And another opportunity was lost.  In the movie the Fugitive Slave Law passes and they note that the trip from Maryland (most of her rescue missions went there as she grew to know the pathways very well) grew from 100 miles to Philadelphia, to 600 miles to Canada.  And then she takes one last trip.  It’s really strange, because at this time she had only made a couple of trips in her two years of freedom.  Most of the trips had yet to take place over the decade between the FSA and the war.  And yes, they were 600 miles long, through New Jersey and then New York.  The movie might have covered one of those trips.  I mean, in a way the movie sells the extent of it short.

What is really important to understand is that the Railroad was vast.  It extended all across the south and moved through pretty much every state to the east of the Continental Divide.  Mostly it took people to Canada on foot or in wagons, but they also went to Mexico, Cuba, and the Bahamas. Although the ports were watched closely, many of the white Railroaders carrying forged slave ownership papers to get onto ships either privately owned or as passengers on transit ships (the former was obviously preferable so they were scrutinized more closely).  We could use a movie which covers all aspects of the Railroad recognizing that Quakers were the initial backbone organizationally.  The Abolitionist Movement in general was basically the proto-left, from which arose suffragists, socialists, and other reformers/revolutionaries.

That’s touched upon in Harriet by the depiction of the Pennsylvania Anti-Slavery Society in a very nuanced image of the movement in all of its virtues and shortcomings.  These “societies” were the first of their kind in terms of the model of organizing – the notion of a grassroots multifaceted pressure movement.  Aside from the unions, what is being depicted is a concept in its infancy.  And while similar developments took place around the world as politics became more universal, the form of the movements as depicted are/were uniquely American.  The film does an excellent job of presenting these images as background to her story.

Last topic.  Her final trip to Maryland (pre-war) was indeed to rescue her sister.  I don’t know why the filmmakers decided to write Rachel as refusing to leave when Tubman offered the opportunity.  What actually happened is that she arrived to learn that Rachel had died, and her two children had been sold off.
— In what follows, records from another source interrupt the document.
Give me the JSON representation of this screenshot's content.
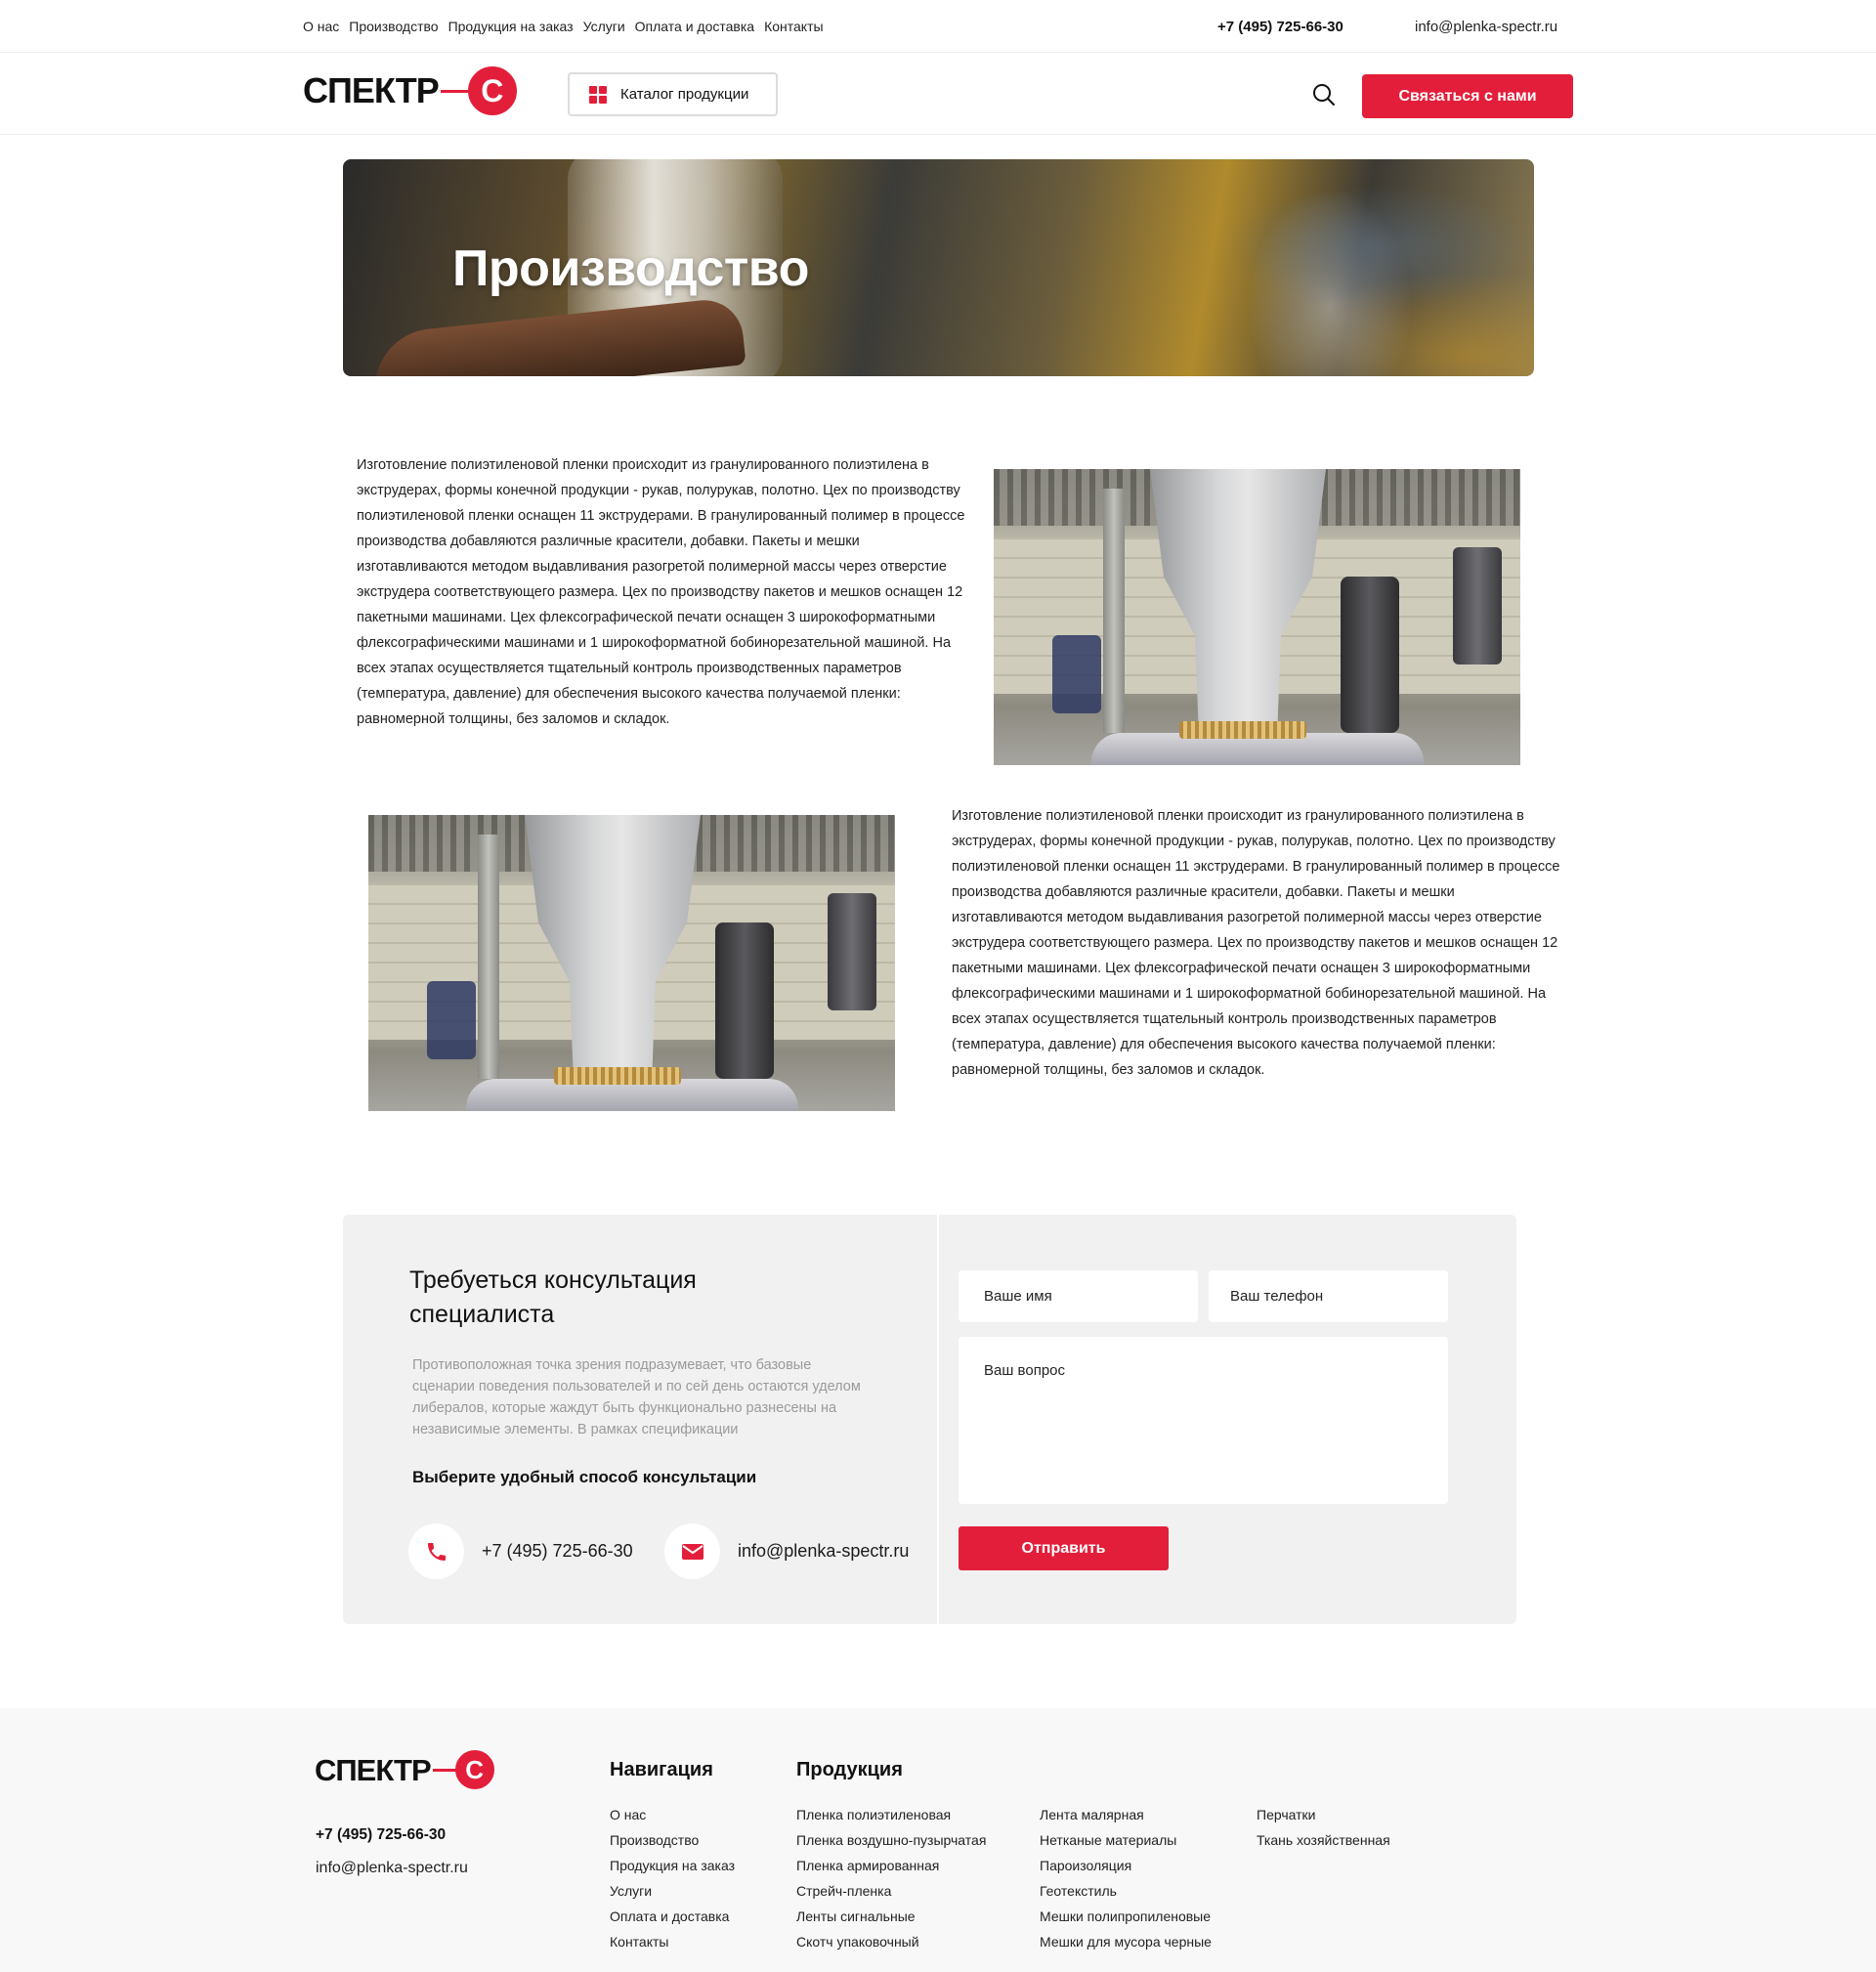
{
  "topbar": {
    "nav": [
      "О нас",
      "Производство",
      "Продукция на заказ",
      "Услуги",
      "Оплата и доставка",
      "Контакты"
    ],
    "phone": "+7 (495) 725-66-30",
    "email": "info@plenka-spectr.ru"
  },
  "header": {
    "logo_text": "СПЕКТР",
    "logo_letter": "С",
    "catalog_label": "Каталог продукции",
    "contact_button": "Связаться с нами",
    "accent_color": "#e31e3a"
  },
  "hero": {
    "title": "Производство"
  },
  "content": {
    "paragraph1": "Изготовление полиэтиленовой пленки происходит из гранулированного полиэтилена в экструдерах, формы конечной продукции - рукав, полурукав, полотно. Цех по производству полиэтиленовой пленки оснащен 11 экструдерами. В гранулированный полимер в процессе производства добавляются различные красители, добавки. Пакеты и мешки изготавливаются методом выдавливания разогретой полимерной массы через отверстие экструдера соответствующего размера. Цех по производству пакетов и мешков оснащен 12 пакетными машинами. Цех флексографической печати оснащен 3 широкоформатными флексографическими машинами и 1 широкоформатной бобинорезательной машиной. На всех этапах осуществляется тщательный контроль производственных параметров (температура, давление) для обеспечения высокого качества получаемой пленки: равномерной толщины, без заломов и складок.",
    "paragraph2": "Изготовление полиэтиленовой пленки происходит из гранулированного полиэтилена в экструдерах, формы конечной продукции - рукав, полурукав, полотно. Цех по производству полиэтиленовой пленки оснащен 11 экструдерами. В гранулированный полимер в процессе производства добавляются различные красители, добавки. Пакеты и мешки изготавливаются методом выдавливания разогретой полимерной массы через отверстие экструдера соответствующего размера. Цех по производству пакетов и мешков оснащен 12 пакетными машинами. Цех флексографической печати оснащен 3 широкоформатными флексографическими машинами и 1 широкоформатной бобинорезательной машиной. На всех этапах осуществляется тщательный контроль производственных параметров (температура, давление) для обеспечения высокого качества получаемой пленки: равномерной толщины, без заломов и складок."
  },
  "consult": {
    "title": "Требуеться консультация специалиста",
    "text": "Противоположная точка зрения подразумевает, что базовые сценарии поведения пользователей и по сей день остаются уделом либералов, которые жаждут быть функционально разнесены на независимые элементы. В рамках спецификации",
    "subtitle": "Выберите удобный способ консультации",
    "phone": "+7 (495) 725-66-30",
    "email": "info@plenka-spectr.ru",
    "form": {
      "name_placeholder": "Ваше имя",
      "phone_placeholder": "Ваш телефон",
      "question_placeholder": "Ваш вопрос",
      "submit_label": "Отправить"
    }
  },
  "footer": {
    "logo_text": "СПЕКТР",
    "logo_letter": "С",
    "phone": "+7 (495) 725-66-30",
    "email": "info@plenka-spectr.ru",
    "nav_heading": "Навигация",
    "nav_items": [
      "О нас",
      "Производство",
      "Продукция на заказ",
      "Услуги",
      "Оплата и доставка",
      "Контакты"
    ],
    "products_heading": "Продукция",
    "products_col1": [
      "Пленка полиэтиленовая",
      "Пленка воздушно-пузырчатая",
      "Пленка армированная",
      "Стрейч-пленка",
      "Ленты сигнальные",
      "Скотч упаковочный"
    ],
    "products_col2": [
      "Лента малярная",
      "Нетканые материалы",
      "Пароизоляция",
      "Геотекстиль",
      "Мешки полипропиленовые",
      "Мешки для мусора черные"
    ],
    "products_col3": [
      "Перчатки",
      "Ткань хозяйственная"
    ]
  }
}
She attempted to rescue the children, but it failed to reach them.  Saddened, she regrouped and freed some others.

Legend has it that Tubman had visions during her seizures which gave her direction, sometimes literally.  Was God guiding her, or did she simply have uncanny judgment which she experienced in subjective spiritual fashion?  The movie takes the superpower-from-God side of it, probably out of respect for Tubman’s own religiosity, but in her interviews Cynthia Erivo, the actress who played Tubman, embraced her own beliefs about God in order to present the character.  Tubman was Christian to the core.  The film is not from a secular perspective, nor should it be.

As historical movies go, I think it does its job to present an audio-visual of one of the most important figures of American history.  Someone who never held an official position of power or direct influence; who took enormous chances and made great personal sacrifice to defy and bring down one of the most evil institutions in the last few centuries; and whose example has inspired and benefited generations of activists and will inspire and benefit for generations to come in the foreseeable future.  I do hope we reach a cultural point in twenty years or so when it is no longer necessary to fill up a film of such importance with action and suspense.  Maybe we also won’t have to hire gorgeous actors and actresses to play all the main parts.  And maybe the next film will take more care with poetic license and pay more attention to the actual history.  However, it’s a pretty good film and essential American watching.  Don’t miss it.